The rain the weatherman predicted never came, but Friday dawned bright and beautiful and warm just like he said it would. A perfect day for planting my snow peas and for a couple of before pictures in the garden.
This is our squash garden, waiting oh so patiently. My husband picked up several used cattle panels, bent them at the ends and used PVC to support them in the middle. We’re going to stake down the ends as well. I’m going to plant my salad garden under the panels. By the time the squash is large enough to shade out the lettuce, it will be about time for my lettuce and spinach to bolt, anyway.
For the peas and tomatoes, we’re making a hedge-type support system with used cattle panels. Using my trusty warren how, I ran a nice furrow along the base of the fencing to drop the peas in. I’d like two more by tomato planting time, but for now the “make do” side of me is thinking about planting the tomatoes down the center of the row. By the time they are big enough to need the support, the peas should be dying back, anyway.
I actually felt sort of sad turning under so much of my clover already, but was happy to see it had a nice dense root system, doing the main job we were looking for in a cover crop this year: pushing out the weeds.
Bear saw I was working in the garden and came down to chat.

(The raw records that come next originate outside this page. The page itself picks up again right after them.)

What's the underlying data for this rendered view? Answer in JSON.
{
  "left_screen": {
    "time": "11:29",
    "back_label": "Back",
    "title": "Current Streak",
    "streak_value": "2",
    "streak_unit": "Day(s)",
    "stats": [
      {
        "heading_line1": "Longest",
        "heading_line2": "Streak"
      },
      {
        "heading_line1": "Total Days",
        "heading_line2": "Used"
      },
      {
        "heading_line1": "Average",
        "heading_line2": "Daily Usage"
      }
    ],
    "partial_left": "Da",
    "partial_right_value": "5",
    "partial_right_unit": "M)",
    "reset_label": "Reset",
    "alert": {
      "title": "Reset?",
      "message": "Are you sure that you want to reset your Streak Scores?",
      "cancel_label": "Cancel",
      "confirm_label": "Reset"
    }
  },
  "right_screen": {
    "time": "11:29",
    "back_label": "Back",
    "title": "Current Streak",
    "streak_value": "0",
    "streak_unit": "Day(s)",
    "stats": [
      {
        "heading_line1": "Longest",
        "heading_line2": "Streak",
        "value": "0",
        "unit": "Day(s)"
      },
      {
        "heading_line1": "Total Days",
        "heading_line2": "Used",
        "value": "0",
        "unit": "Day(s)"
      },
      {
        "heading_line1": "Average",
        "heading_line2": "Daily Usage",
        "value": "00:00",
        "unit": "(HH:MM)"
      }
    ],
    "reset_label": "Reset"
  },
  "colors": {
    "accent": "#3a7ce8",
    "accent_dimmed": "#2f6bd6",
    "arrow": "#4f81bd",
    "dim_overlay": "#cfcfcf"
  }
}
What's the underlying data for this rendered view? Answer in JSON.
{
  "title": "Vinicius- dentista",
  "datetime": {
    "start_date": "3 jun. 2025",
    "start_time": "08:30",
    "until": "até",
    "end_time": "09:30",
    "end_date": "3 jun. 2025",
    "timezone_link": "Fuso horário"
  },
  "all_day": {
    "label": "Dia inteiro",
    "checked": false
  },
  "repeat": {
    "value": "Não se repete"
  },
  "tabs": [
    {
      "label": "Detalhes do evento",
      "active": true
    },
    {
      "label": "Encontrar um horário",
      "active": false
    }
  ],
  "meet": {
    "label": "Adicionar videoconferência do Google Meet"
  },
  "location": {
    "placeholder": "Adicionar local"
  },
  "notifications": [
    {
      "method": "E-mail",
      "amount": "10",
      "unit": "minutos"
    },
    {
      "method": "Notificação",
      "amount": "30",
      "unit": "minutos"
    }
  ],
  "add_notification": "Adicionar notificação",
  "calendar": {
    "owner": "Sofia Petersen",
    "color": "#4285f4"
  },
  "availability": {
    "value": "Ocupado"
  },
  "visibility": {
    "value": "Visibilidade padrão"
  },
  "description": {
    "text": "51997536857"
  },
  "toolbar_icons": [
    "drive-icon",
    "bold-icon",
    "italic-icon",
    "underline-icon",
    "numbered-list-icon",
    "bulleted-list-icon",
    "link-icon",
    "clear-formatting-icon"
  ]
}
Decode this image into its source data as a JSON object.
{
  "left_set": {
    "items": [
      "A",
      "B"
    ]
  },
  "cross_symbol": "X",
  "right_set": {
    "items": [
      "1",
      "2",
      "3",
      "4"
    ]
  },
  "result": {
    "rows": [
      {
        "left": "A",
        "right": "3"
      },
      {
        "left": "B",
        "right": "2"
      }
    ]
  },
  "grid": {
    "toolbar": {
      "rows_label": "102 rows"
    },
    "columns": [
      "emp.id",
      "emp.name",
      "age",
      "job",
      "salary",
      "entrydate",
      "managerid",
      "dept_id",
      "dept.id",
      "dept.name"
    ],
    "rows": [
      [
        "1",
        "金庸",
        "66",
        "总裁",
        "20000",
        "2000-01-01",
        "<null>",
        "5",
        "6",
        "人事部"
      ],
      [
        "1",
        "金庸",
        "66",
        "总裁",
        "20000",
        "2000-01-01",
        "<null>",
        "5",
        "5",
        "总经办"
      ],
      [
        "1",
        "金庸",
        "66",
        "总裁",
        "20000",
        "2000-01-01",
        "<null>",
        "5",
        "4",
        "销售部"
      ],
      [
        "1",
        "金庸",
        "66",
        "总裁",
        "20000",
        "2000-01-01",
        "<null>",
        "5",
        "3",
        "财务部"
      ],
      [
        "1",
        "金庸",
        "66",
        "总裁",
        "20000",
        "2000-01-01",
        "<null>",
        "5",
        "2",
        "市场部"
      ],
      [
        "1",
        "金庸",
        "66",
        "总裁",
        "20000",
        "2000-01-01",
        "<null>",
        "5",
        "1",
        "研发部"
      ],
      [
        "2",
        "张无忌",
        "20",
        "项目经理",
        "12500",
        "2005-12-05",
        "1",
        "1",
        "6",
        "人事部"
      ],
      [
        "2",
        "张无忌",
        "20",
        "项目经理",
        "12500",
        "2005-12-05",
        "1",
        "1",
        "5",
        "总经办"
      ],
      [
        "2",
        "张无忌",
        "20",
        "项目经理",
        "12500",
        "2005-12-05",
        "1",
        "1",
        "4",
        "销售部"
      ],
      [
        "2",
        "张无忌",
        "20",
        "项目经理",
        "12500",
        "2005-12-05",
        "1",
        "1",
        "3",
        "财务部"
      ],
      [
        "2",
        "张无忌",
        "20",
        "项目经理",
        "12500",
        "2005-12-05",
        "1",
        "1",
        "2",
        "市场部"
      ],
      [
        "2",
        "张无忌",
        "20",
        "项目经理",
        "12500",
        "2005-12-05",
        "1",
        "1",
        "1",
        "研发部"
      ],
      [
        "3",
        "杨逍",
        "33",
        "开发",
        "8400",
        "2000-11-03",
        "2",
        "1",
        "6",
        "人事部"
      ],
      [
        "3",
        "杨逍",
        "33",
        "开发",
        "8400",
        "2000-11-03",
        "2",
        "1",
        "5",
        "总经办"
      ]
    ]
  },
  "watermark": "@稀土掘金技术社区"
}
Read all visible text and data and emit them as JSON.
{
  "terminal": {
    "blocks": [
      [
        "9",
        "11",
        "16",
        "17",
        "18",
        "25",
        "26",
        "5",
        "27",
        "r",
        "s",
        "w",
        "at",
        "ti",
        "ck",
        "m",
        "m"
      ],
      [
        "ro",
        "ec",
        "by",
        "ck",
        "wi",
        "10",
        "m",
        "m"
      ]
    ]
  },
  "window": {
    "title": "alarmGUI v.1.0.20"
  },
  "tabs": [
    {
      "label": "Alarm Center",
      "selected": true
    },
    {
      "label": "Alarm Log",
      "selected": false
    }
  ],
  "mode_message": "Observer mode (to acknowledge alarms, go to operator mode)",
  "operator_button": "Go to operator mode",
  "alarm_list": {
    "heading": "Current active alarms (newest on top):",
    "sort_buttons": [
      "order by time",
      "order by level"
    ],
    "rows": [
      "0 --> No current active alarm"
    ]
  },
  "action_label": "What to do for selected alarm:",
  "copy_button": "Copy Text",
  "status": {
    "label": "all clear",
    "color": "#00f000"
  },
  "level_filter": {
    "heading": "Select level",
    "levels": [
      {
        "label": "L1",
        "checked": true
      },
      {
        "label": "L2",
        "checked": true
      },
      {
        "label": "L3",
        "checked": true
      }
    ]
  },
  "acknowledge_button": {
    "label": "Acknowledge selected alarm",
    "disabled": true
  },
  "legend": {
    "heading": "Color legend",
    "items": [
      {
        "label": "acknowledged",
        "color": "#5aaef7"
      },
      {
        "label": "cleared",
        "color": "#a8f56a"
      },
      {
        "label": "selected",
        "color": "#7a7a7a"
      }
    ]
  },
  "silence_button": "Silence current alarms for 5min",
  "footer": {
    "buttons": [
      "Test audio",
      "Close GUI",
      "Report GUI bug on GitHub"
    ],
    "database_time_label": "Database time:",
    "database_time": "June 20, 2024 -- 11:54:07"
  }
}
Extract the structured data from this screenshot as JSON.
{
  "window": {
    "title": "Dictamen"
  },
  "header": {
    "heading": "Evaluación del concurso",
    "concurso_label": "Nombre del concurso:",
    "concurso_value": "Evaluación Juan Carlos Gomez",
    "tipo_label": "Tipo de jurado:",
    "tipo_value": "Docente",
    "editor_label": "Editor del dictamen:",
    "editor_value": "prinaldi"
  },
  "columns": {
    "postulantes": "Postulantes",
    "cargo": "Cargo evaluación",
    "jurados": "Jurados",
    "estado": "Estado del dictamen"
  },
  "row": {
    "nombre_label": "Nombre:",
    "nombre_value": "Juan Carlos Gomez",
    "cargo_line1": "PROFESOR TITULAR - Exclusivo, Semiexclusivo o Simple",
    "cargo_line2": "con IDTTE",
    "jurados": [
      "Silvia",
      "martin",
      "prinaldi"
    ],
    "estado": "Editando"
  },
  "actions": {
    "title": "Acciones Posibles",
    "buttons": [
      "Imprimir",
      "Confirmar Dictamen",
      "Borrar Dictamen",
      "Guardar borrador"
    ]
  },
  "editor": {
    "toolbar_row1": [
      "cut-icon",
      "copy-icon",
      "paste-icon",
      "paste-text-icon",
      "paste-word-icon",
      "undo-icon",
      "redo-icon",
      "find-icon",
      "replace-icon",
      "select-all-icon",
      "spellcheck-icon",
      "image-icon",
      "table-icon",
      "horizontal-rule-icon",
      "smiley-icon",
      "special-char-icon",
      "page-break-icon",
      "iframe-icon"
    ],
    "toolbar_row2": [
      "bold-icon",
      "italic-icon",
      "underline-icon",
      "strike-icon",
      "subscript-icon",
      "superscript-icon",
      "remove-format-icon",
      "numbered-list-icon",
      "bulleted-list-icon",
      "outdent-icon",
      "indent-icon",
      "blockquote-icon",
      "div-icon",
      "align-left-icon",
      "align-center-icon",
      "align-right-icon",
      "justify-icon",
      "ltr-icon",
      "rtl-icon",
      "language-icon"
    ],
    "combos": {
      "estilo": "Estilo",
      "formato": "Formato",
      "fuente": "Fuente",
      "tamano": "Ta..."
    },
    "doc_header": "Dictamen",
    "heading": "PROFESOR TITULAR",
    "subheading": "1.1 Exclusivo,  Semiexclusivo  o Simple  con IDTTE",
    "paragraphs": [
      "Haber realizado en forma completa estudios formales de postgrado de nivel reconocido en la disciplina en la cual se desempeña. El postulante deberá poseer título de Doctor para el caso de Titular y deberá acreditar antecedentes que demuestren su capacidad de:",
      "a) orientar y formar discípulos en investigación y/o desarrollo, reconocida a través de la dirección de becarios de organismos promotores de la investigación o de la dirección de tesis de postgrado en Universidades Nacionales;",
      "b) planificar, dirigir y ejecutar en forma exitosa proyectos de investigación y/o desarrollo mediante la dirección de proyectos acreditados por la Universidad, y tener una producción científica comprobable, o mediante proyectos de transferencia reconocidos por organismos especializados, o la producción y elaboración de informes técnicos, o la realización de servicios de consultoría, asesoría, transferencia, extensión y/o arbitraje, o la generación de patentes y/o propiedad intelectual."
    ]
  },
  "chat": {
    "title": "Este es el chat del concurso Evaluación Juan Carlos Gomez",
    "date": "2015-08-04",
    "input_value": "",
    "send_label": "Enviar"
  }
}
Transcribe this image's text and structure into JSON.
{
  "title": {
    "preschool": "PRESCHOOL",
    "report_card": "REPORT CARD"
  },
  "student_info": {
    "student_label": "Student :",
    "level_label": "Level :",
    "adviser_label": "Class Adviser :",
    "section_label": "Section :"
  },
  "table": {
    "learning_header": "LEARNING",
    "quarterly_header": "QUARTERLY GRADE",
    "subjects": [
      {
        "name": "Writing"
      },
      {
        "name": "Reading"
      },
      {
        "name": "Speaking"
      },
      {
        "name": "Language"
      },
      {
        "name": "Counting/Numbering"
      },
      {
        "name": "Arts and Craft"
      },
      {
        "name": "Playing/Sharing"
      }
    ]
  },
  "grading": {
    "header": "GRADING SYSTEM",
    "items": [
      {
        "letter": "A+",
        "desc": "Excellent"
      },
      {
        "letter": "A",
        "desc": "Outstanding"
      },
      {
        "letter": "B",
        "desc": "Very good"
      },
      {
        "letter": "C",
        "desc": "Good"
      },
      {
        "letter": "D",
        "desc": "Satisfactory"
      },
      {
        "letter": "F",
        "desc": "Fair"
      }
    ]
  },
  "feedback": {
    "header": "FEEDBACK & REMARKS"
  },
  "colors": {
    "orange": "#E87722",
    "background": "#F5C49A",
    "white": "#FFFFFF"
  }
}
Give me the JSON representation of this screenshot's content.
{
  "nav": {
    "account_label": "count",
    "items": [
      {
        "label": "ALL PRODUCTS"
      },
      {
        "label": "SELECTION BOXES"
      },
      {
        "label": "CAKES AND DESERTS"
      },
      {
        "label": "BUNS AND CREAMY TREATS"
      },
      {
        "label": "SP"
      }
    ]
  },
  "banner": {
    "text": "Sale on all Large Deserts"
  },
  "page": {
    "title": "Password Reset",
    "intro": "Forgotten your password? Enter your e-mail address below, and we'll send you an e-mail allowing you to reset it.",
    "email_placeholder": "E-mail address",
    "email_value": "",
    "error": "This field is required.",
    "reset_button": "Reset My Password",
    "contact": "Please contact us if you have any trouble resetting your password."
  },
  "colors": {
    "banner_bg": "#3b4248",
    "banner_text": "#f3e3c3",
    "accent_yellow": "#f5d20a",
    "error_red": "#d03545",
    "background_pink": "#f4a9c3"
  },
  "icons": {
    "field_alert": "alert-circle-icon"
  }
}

“Can I help?” he asked.
Warmed my soul. The children were disappointed in the morning when I told them they couldn’t plant their sections until I had a way of marking off their squares, but they seemed to get over it as soon as they had the day and the sunshine to themselves.
But a voluntary helper? Makes me feel like we’ve done something right in this outdoour country lifestyle we’ve chosen.
“Don’t forget to leave some peas for me!” He interjected as I poured out the last of the package in my hand.
“Sweetheart, I still have two more packages. I should have enough for a fall planting and still have plenty for you guys.”
He smiled. He really likes gardening, and it always surprises me how hard he is willing to work. He can throw a temper tantrum over picking up a few legos, but out here he will work until his muscles are sore. I don’t know if it is the sun or the soil or the warm spring air, but it just feels right. Like this is how we are meant to live and how children are meant to be raised.
Hard work, free time and the great outdoors. For a fleeting moment, I feel just a twinge of the excitement I had when we moved here.